Free Will


Free Will, power or ability of the human mind to choose a course of action or make a decision without being subject to restraints imposed by antecedent causes, by necessity, or by divine predetermination. A completely free act is itself a cause and not an effect; it is beyond causal sequence or the law of causality. The question of human beings’ ability to determine their actions is important in philosophy, particularly in metaphysics and ethics, and in theology. Generally, the extreme doctrine in which freedom of the will is affirmed is termed libertarianism; its opposite, determinism, is the doctrine that human action is not willed freely, but is rather the result of such influences as passions, desires, physical conditions, and external circumstances beyond the control of the individual.


Freedom of the will has necessarily been a concern of metaphysicians, who attempt to formulate theories explaining the nature of ultimate, universal reality and the relationship of human beings to the universe. Some metaphysicians hold that if the universe is rational it must be based on a sequence of cause and effect: every action, or effect, must be preceded by a cause and must form a part of the unbroken chain of causation extending back to the First Cause, that is, God, or the Divine. An act of absolute free will on the part of a person or an animal is, however, an uncaused act outside the causal chain; to accept the possibility of an uncaused act negates such divine, rational order and makes the universe seem irrational. Viewed in this manner, this question has never been satisfactorily resolved. During the Middle Ages, the inexplicability of free will led to intense argument among religious philosophers and to the famous dilemma known as “Buridan’s Ass”, often attributed, perhaps incorrectly to Jean Buridan.

The validity of free will has also been a subject of considerable debate among ethical philosophers. It would appear that a system of ethics must imply free will, for the denial of the ability to choose a course of action would seem to negate the possibility of moral judgement. A person without moral judgement is not responsible for his or her actions. In an attempt to resolve this problem, ethical philosophers have taken a great variety of positions, ranging from absolute determinism to absolute libertarianism. Socrates and Plato maintained that people could will their own actions, but that only those actions that accorded with the good or harmony of the whole were truly free. Thus, only a wise action is free. Baruch Spinoza, the Dutch philosopher, reinterpreted free will as self-determination, that is, insofar as a person fits into God’s nature and the world’s own nature. Immanuel Kant, the German philosopher, believed that a person must be free because freedom is a necessary postulate of the moral consciousness; the Kantian categorical imperative is beyond any theoretical analysis. The prevailing philosophical opinion has been that partial self-determination exists, and that, although many considerations other than will are involved in the formation of moral judgements, in certain circumstances a core remains, however small, of creative decision.


Free will is important in theology.

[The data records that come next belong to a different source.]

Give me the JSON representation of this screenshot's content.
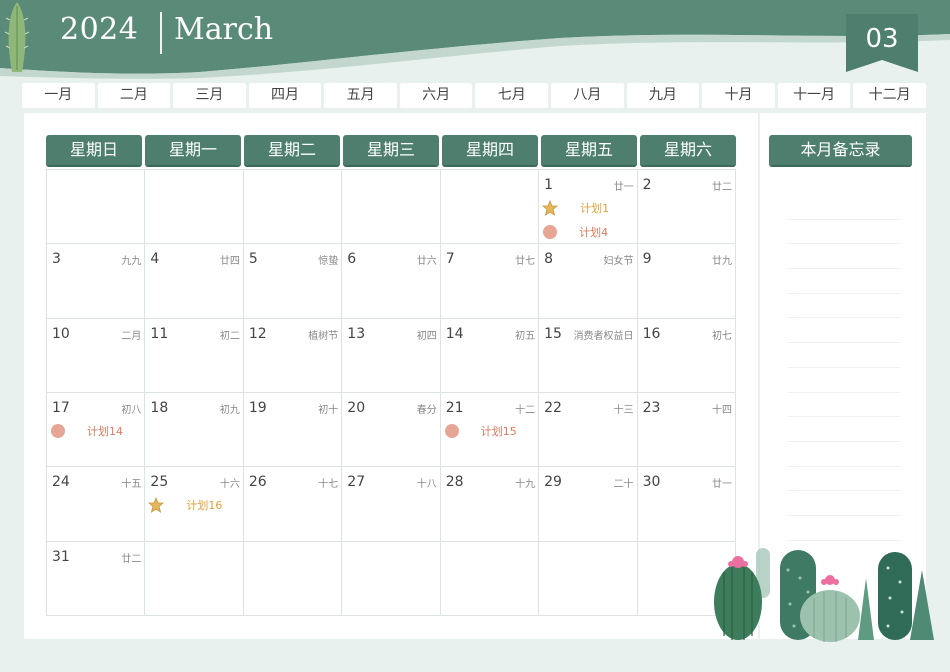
{
  "header": {
    "year": "2024",
    "month_name": "March",
    "month_number": "03"
  },
  "month_tabs": [
    "一月",
    "二月",
    "三月",
    "四月",
    "五月",
    "六月",
    "七月",
    "八月",
    "九月",
    "十月",
    "十一月",
    "十二月"
  ],
  "weekdays": [
    "星期日",
    "星期一",
    "星期二",
    "星期三",
    "星期四",
    "星期五",
    "星期六"
  ],
  "memo": {
    "title": "本月备忘录"
  },
  "days": [
    {
      "day": "",
      "lunar": ""
    },
    {
      "day": "",
      "lunar": ""
    },
    {
      "day": "",
      "lunar": ""
    },
    {
      "day": "",
      "lunar": ""
    },
    {
      "day": "",
      "lunar": ""
    },
    {
      "day": "1",
      "lunar": "廿一",
      "plans": [
        {
          "icon": "star-icon",
          "text": "计划1",
          "color": "gold"
        },
        {
          "icon": "dot-icon",
          "text": "计划4",
          "color": "red"
        }
      ]
    },
    {
      "day": "2",
      "lunar": "廿二"
    },
    {
      "day": "3",
      "lunar": "九九"
    },
    {
      "day": "4",
      "lunar": "廿四"
    },
    {
      "day": "5",
      "lunar": "惊蛰"
    },
    {
      "day": "6",
      "lunar": "廿六"
    },
    {
      "day": "7",
      "lunar": "廿七"
    },
    {
      "day": "8",
      "lunar": "妇女节"
    },
    {
      "day": "9",
      "lunar": "廿九"
    },
    {
      "day": "10",
      "lunar": "二月"
    },
    {
      "day": "11",
      "lunar": "初二"
    },
    {
      "day": "12",
      "lunar": "植树节"
    },
    {
      "day": "13",
      "lunar": "初四"
    },
    {
      "day": "14",
      "lunar": "初五"
    },
    {
      "day": "15",
      "lunar": "消费者权益日"
    },
    {
      "day": "16",
      "lunar": "初七"
    },
    {
      "day": "17",
      "lunar": "初八",
      "plans": [
        {
          "icon": "dot-icon",
          "text": "计划14",
          "color": "red"
        }
      ]
    },
    {
      "day": "18",
      "lunar": "初九"
    },
    {
      "day": "19",
      "lunar": "初十"
    },
    {
      "day": "20",
      "lunar": "春分"
    },
    {
      "day": "21",
      "lunar": "十二",
      "plans": [
        {
          "icon": "dot-icon",
          "text": "计划15",
          "color": "red"
        }
      ]
    },
    {
      "day": "22",
      "lunar": "十三"
    },
    {
      "day": "23",
      "lunar": "十四"
    },
    {
      "day": "24",
      "lunar": "十五"
    },
    {
      "day": "25",
      "lunar": "十六",
      "plans": [
        {
          "icon": "star-icon",
          "text": "计划16",
          "color": "gold"
        }
      ]
    },
    {
      "day": "26",
      "lunar": "十七"
    },
    {
      "day": "27",
      "lunar": "十八"
    },
    {
      "day": "28",
      "lunar": "十九"
    },
    {
      "day": "29",
      "lunar": "二十"
    },
    {
      "day": "30",
      "lunar": "廿一"
    },
    {
      "day": "31",
      "lunar": "廿二"
    },
    {
      "day": "",
      "lunar": ""
    },
    {
      "day": "",
      "lunar": ""
    },
    {
      "day": "",
      "lunar": ""
    },
    {
      "day": "",
      "lunar": ""
    },
    {
      "day": "",
      "lunar": ""
    },
    {
      "day": "",
      "lunar": ""
    }
  ],
  "colors": {
    "primary_green": "#4e7f6e",
    "background": "#e8f1ee",
    "plan_gold": "#e0a23c",
    "plan_red": "#d97b5f"
  }
}
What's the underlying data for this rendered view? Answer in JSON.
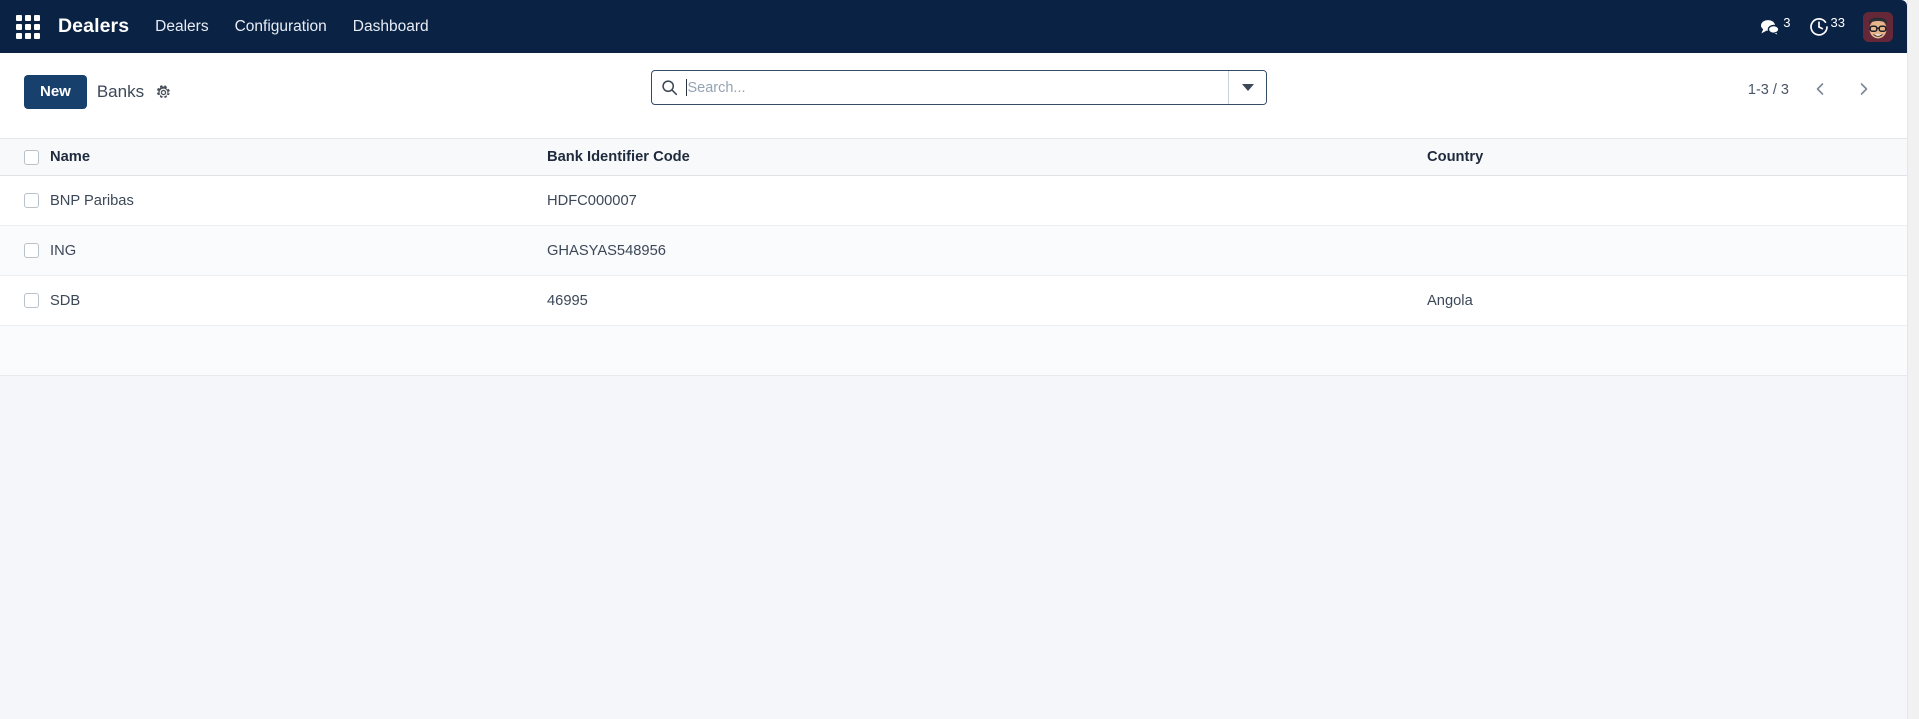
{
  "navbar": {
    "apps_icon": "apps-grid-icon",
    "brand": "Dealers",
    "menu": [
      {
        "label": "Dealers"
      },
      {
        "label": "Configuration"
      },
      {
        "label": "Dashboard"
      }
    ],
    "messages_icon": "message-bubble-icon",
    "messages_count": "3",
    "activities_icon": "clock-icon",
    "activities_count": "33",
    "avatar_icon": "user-avatar",
    "background_color": "#0a2244"
  },
  "control_panel": {
    "new_button": "New",
    "title": "Banks",
    "gear_icon": "gear-icon",
    "search": {
      "icon": "search-icon",
      "value": "",
      "placeholder": "Search...",
      "toggle_icon": "chevron-down-icon"
    },
    "pager": {
      "range": "1-3 / 3",
      "prev_icon": "chevron-left-icon",
      "next_icon": "chevron-right-icon"
    },
    "new_button_color": "#17406d"
  },
  "table": {
    "columns": [
      {
        "key": "name",
        "label": "Name"
      },
      {
        "key": "bic",
        "label": "Bank Identifier Code"
      },
      {
        "key": "country",
        "label": "Country"
      }
    ],
    "rows": [
      {
        "name": "BNP Paribas",
        "bic": "HDFC000007",
        "country": ""
      },
      {
        "name": "ING",
        "bic": "GHASYAS548956",
        "country": ""
      },
      {
        "name": "SDB",
        "bic": "46995",
        "country": "Angola"
      }
    ]
  }
}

One of the basic tenets of traditional Christian theology is that God is omniscient and omnipotent, and that every human action is foreordained by God. The doctrine of predestination, the theological counterpart of determinism, seemingly precludes the existence of free will. Because morality, duty, and the avoidance of sin are also basic elements in Christian teaching, how, it is asked, can people be morally responsible once predestination is accepted? Many attempts have been made by theologians to explain this paradox. St Augustine, the great Father and Doctor of the Church, firmly believed in predestination, holding that only those elected by God would attain salvation; no one, however, knows who is among the elect, and therefore all should lead God-fearing, religious lives. Freedom, for him, was the gift of divine grace. This was opposed by the British monk Pelagius and particularly by the followers of his doctrine, pelagianism, who maintained that Adam’s sin concerned only Adam and not the whole human race, and that everyone, although helped by divine grace to attain salvation, has complete freedom of will to choose or reject the way to God. Eventually, Roman Catholic theologians stated the doctrine of prevenient grace to explain free will; according to this doctrine, God bestows on individuals the grace to will themselves into a state of grace.

During the Reformation, the question of free will became a religious battleground. Many Protestant sects, notably the Calvinists, emphasized the Augustinian doctrine of predestination and the complete exclusion of free will. Calvinistic predestination was considered a paramount heresy by the Roman Catholic Church, and the Council of Trent in the 16th century condemned all who denied free will. Still, the problem was not resolved. The French Roman Catholic prelate Jacques Bénigne Bossuet offered yet another approach, which became widely held; he stated that free will and divine foreknowledge are certain truths that must be accepted even though they are not logically connected.


Psychologists have found it difficult to explain free will; their method of scientific causality predicates determinism. The rational philosophers of the 17th and 18th centuries, who were, in a sense, psychologists, attempted to state mechanistic laws that would include mental phenomena as they did physical phenomena, such as gravity; free will, being anarchistic by definition, could not be patterned into law. In the 20th century, certain psychologists especially the advocates of existentialism—recognized the element of spontaneity in the human mind that is admitted to lying outside any possible scientific law. This spontaneity can be interpreted to be free will or at least a measure of self-determination that people feel themselves to possess and by which they make moral judgements.